“Move back, if you please! Let them be, and take absolutely nothing that didn’t belong to you in the first place. We don’t want an unpleasant scene this early in the morning, do we, gentlemen? Ladies?”
The American flashed a badge then, the shiny blue and white of the United States Federal Bureau of Investigation. A Special Agent? What was going on?
“Oh, these are special marks, these, you genius, you.”
The younger man, her musician, sounded like a boy who’d lost his dog.
“I’ll take them. All of them. Ohhh! Tell me you don’t mind! Odd bit to be carrying them around elsewise.”
Wil glared. What had she seen in him? But still, all the time he spoke his eyes were on her, smiling on and up and over and through her like he was generating some kind of energetic displacement. Perhaps he was sensitive to magnetic fields? Or she was. Why?
Suddenly the crowd had left her alone with him. With them, two men. And she felt more at ease then she ever had with her father.
“You were singing the original lyrics. What year is it, as of yesterday morning?”

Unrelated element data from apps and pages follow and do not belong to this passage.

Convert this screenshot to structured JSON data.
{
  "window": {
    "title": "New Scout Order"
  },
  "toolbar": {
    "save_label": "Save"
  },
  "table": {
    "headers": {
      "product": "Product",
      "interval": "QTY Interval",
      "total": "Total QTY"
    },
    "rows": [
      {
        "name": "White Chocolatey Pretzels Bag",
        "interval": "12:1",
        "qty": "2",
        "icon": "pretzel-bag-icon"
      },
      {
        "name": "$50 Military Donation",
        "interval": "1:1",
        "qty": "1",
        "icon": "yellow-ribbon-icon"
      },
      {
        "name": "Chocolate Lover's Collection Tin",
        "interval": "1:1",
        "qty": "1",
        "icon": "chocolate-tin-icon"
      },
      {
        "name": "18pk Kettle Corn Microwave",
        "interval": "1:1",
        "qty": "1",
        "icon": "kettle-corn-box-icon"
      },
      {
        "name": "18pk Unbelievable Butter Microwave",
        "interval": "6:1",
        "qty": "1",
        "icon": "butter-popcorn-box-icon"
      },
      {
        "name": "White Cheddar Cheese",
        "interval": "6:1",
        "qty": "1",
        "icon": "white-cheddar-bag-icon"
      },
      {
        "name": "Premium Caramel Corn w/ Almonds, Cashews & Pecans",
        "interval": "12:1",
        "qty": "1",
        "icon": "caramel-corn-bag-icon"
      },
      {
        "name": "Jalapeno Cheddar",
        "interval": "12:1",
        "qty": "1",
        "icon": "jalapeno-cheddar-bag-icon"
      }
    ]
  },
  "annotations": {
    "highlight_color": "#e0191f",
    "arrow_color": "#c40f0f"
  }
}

She let the last word, calculated to throw him, crack off her tongue and waited. And while she waited, she analyzed the agent’s vocal patterns. Deep South, probably Louisiana, although it didn’t bleed through his German in the slightest.
Said American, a near-albino with bright grey eyes that flashed like double moons, grinned at her, then turned to watch the object of her attention with equal interest. Her musician, however, could have been made of freshly made chocolate, for all that he promptly melted like a cocoa bunny left in the heat of the day once he’d turned her question over in his head with more than a few confused tosses of the short, floppy brown mess that was his hair. But that smile, that big, winning grin, had left his face. Wil felt her flash of happy intrigue leave her at this knowledge, and at once it was as if she’d done something wrong. But what? How could she have? He was crying, staring at her blankly through tear-filled, dark candy drop eyes that gleamed like Christmas snow. How could she have done it? She didn’t know what, or why, but she had to touch his face, wipe the droplets away before he caught himself. Even the albino agent was frowning at him, his ragged emotiveness filling the air with the thick blush of... was it cinnamon? Puppies? Old candle wax?
“Oh god I’m sorry! I must have hurt you, mustn’t I? What was it? I have to know.” She couldn’t help herself, the words just came. Before Wil realized what had gone on, he was wrapping his arms around her, holding her as though she were an infant. A white hand caught her eye as she looked up, the fingers moving to rest on her musician’s other shoulder.
“It’s all right, sweetheart. You just... reminded me so much of someone I loved. A young girl, about your age. All spunk and bright fire, she was. It was your hair that reminded me, eventually. Of the fire, that is. It’s always fire, with me, Miss Beinert. You’d do well not to get burned.”
The musician’s eyes were sparkling again as he carefully untangled his arms from around her neck and stood back, though with what kind of light, Wil couldn’t be sure. Perhaps he had known what she was trying to catch him in, after all. He must have. And despite this, he’d let her do it.
“Who was she?”
A smile! At last, a smile played over that strong, reluctant jaw line! Wil bunched her fists and waited for the revelation.
“She was my granddaughter.”